The Strategic Decision That Helps Restaurants Like Hooters Stay In Business

It's no secret that certain things in society don't age well. Though younger people question their existence and shy away from them, these curiosities can still appeal to older generations. While comedy is often cited — what was funny in the '70s is not always knee-slapping hilarity by today's standards — the same phenomenon occurs in dining.

The Tilted Kilt, Twin Peaks, and, of course, Hooters are all establishments that have carved out a niche that seems to be a little antiquated by today's standards. Curiously, they don't offer unique, artisan cuisine. Instead, these restaurants serve basic American pub fare or comfort food that you can find at these restaurants. What makes these establishments stand out isn't the food; It's the atmosphere and the servers' uniforms. Or lack thereof.

Rather than battling to be accepted in up-and-coming areas populated by younger people (who might have more expanded and inclusive views about gender and sexuality), Hooters has decided to focus on the older population. Specifically, the chain is expanding in retirement communities. And that strategy is working. While other chains are struggling, Hooters is opening new restaurants in Florida and Nevada.
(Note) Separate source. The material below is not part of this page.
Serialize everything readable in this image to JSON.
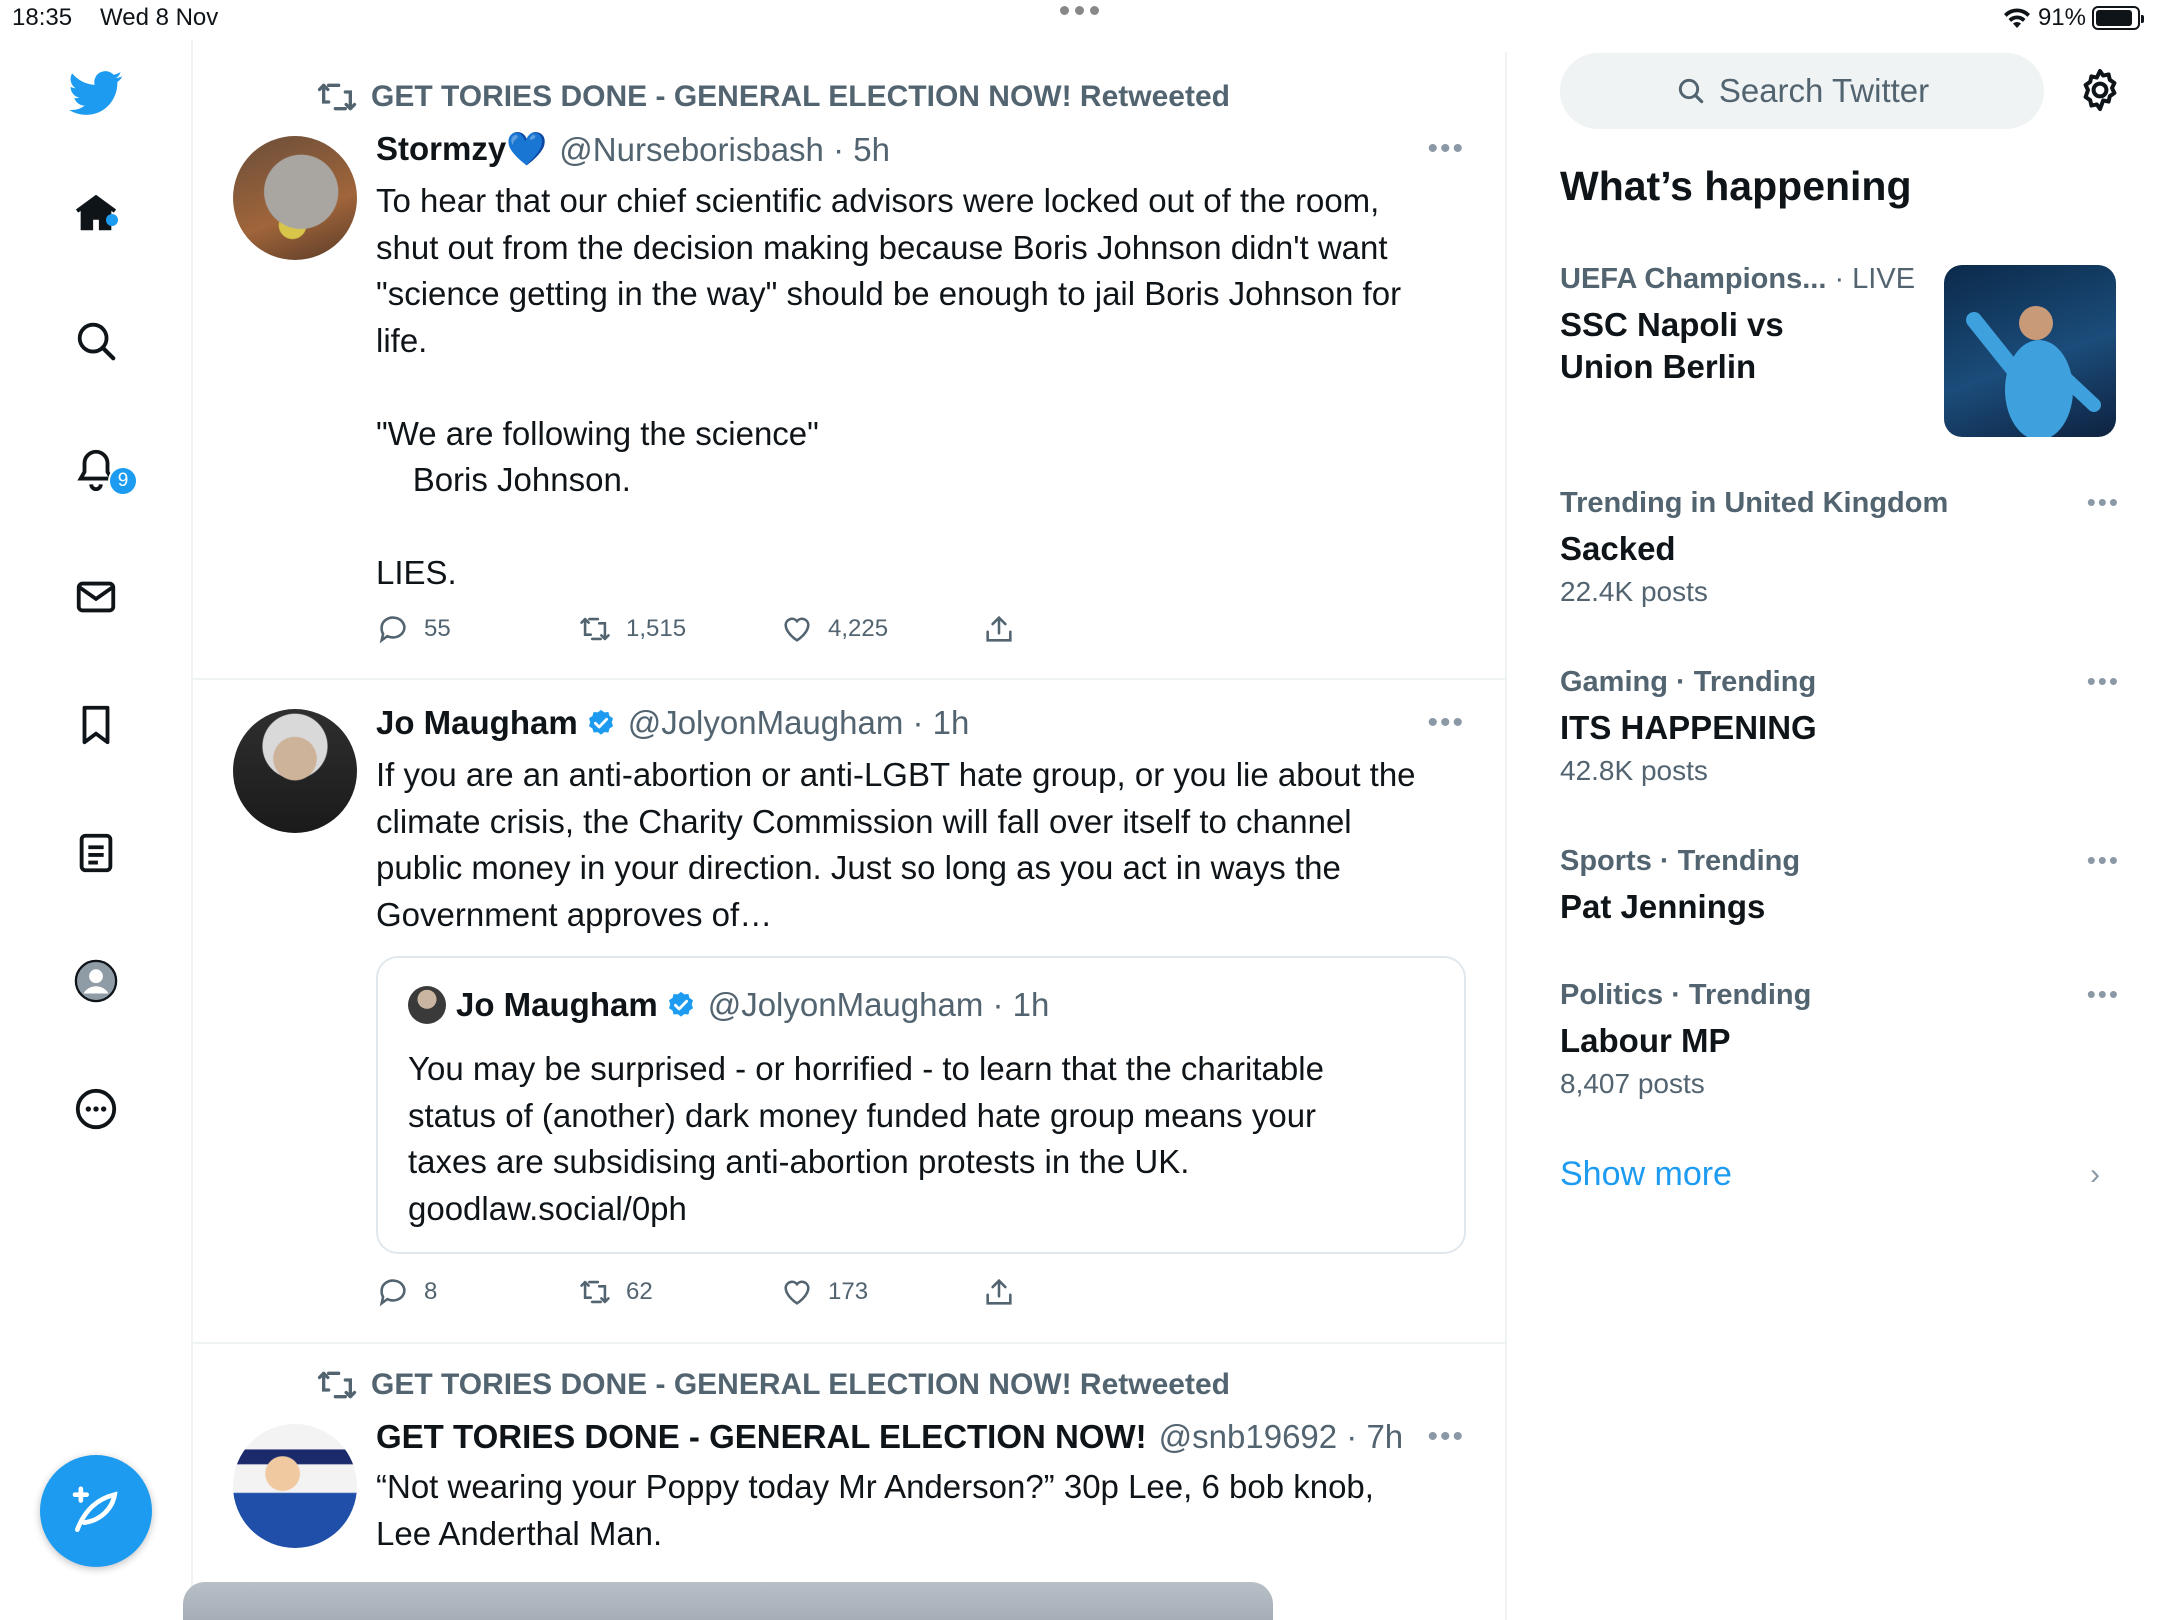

By comparison, the first Tilted Kilt opened 20 years ago in Las Vegas. It hasn't been around long enough to rely on nostalgia. As a result, a few years ago, the franchise had 80 restaurants across the country. Now, only a little more than a handful remain open.

Why Hooters strategy is wise

Nostalgia differs from generation to generation. A boomer probably isn't going to be sent down memory lane for the same reasons as a millennial. However, if a company can offer a product or an experience that brings a surge of joyful optimism and remembrance of better days, it's going to bring in revenue from its targeted demographic.

Believe it or not, Hooters has been around for 40 years. If you were of drinking age when the first restaurant was built in Clearwater, Florida, that puts you close to retirement age. It also means when you were young, the drinking laws were much more lenient — "zero tolerance" laws didn't exist before the '90s. All of this contributes to the chain evoking positive "glory days" memories, which make older customers feel a potent nostalgic twinge. Another reason this strategy works relies more on the servers than the restaurant: Older generations tend to tip better. That makes these locations great for the workers and the customers.

On the other hand, Twin Peaks is employing a different business strategy. Instead of targeting older customers, this much younger franchise (founded in 2005) is focusing on atmosphere, quality food, and overall customer experience. This plan seems to be working, as Twin Peaks expects to double its footprint over the next five years.